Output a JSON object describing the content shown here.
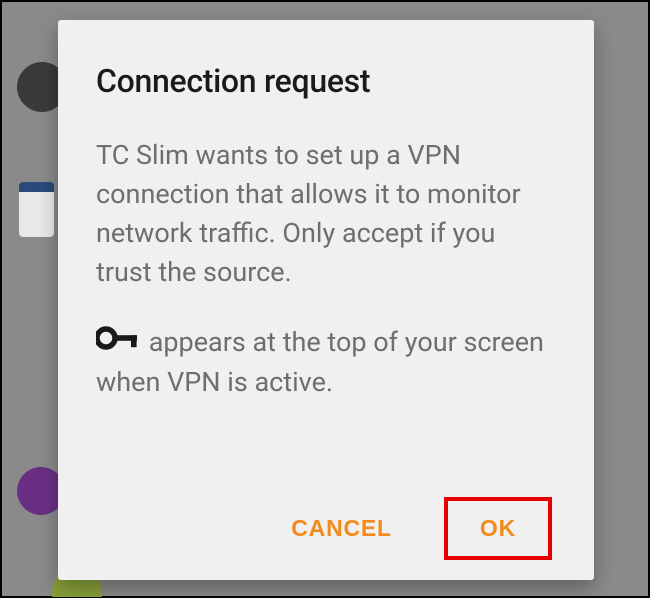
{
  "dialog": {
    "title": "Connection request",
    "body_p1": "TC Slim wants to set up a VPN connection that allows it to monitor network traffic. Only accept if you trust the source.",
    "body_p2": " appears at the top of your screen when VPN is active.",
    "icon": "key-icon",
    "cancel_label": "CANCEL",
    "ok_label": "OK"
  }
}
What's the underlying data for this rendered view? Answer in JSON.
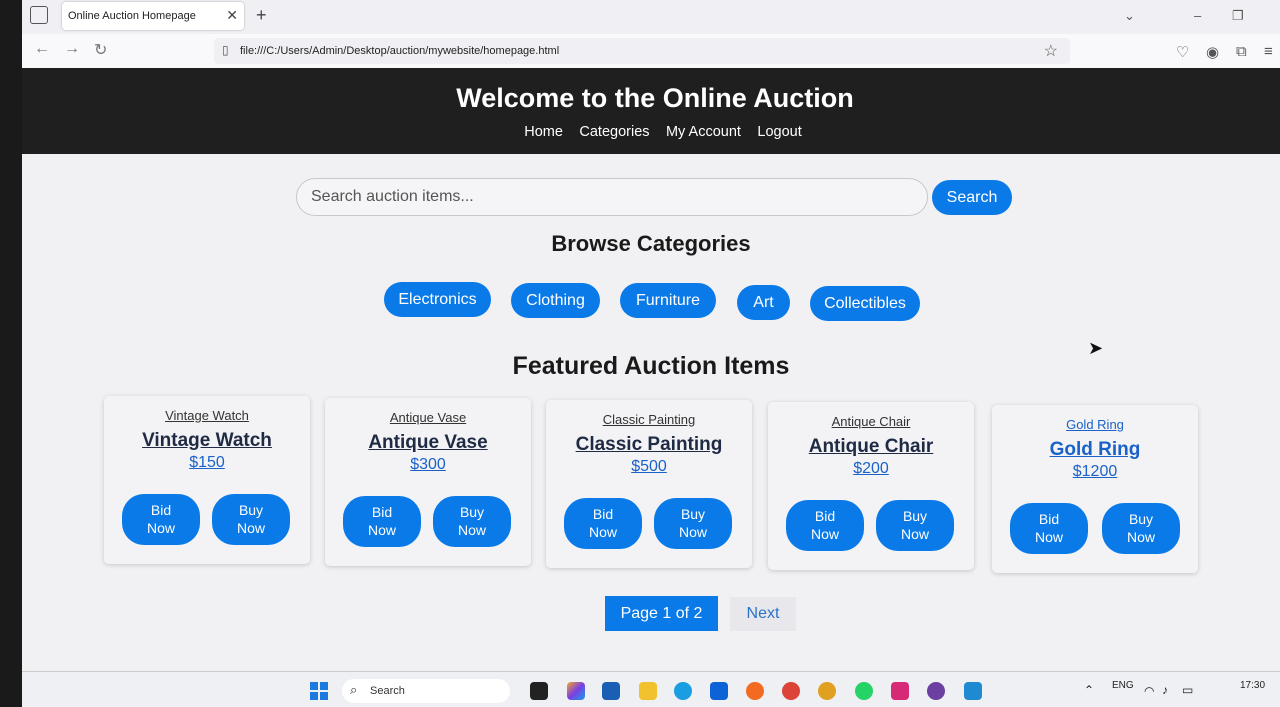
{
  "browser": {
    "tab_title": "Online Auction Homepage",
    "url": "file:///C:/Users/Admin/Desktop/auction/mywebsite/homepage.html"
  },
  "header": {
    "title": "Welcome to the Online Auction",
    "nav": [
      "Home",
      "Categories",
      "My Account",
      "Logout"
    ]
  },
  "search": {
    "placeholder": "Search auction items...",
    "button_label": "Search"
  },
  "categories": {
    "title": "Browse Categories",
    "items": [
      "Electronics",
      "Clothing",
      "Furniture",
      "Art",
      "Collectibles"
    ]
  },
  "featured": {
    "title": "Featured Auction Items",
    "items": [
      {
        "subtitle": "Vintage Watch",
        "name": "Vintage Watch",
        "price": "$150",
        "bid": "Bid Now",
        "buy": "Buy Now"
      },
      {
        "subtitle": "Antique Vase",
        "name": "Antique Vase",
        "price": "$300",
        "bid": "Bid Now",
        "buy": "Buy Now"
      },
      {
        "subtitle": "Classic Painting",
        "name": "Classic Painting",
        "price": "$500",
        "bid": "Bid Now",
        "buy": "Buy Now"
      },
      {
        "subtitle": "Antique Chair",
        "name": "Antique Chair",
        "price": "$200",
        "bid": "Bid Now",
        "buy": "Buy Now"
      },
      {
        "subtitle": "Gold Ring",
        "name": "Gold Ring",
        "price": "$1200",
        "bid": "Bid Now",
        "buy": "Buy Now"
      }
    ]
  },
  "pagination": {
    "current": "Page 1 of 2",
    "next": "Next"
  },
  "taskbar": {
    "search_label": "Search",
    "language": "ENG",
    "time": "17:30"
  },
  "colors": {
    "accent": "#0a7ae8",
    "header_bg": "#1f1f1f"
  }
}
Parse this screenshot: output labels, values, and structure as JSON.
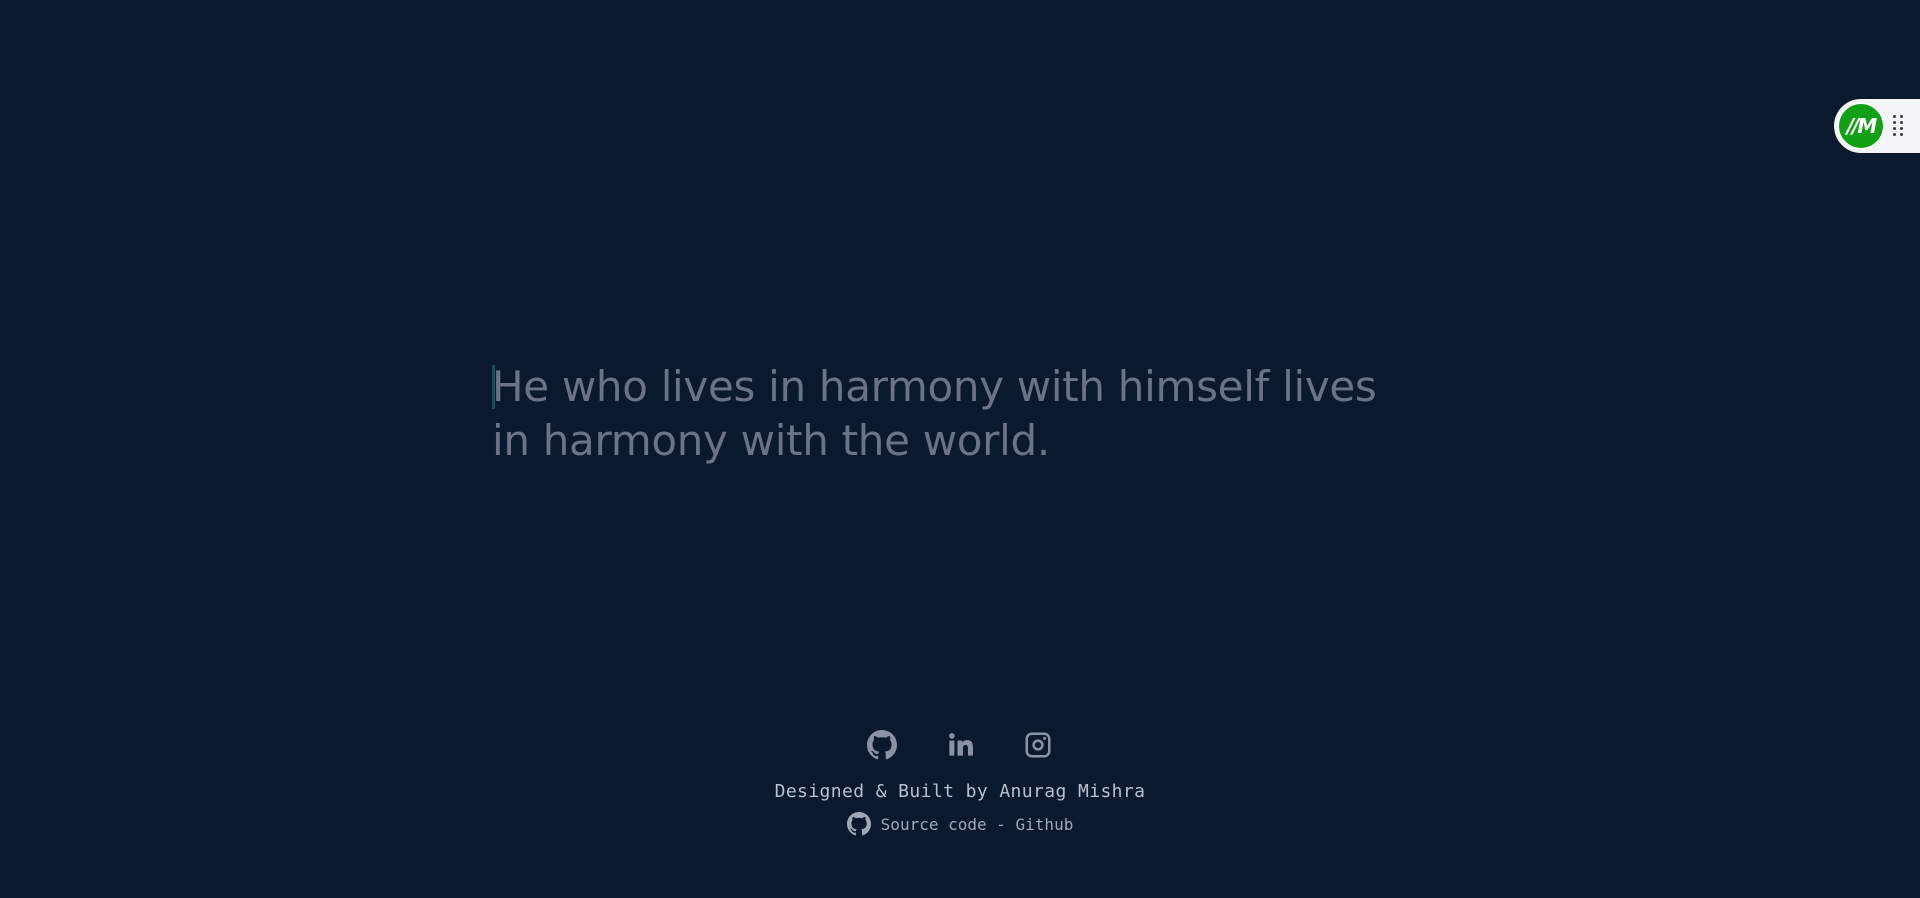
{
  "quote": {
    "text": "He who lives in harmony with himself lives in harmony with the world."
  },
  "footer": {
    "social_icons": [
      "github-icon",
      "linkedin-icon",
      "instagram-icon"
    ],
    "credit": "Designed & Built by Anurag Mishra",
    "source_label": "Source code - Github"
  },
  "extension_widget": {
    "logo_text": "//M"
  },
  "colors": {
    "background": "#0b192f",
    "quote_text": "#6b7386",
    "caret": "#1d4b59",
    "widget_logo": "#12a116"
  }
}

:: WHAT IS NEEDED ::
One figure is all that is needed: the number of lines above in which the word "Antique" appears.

:: ANSWER BELOW ::
4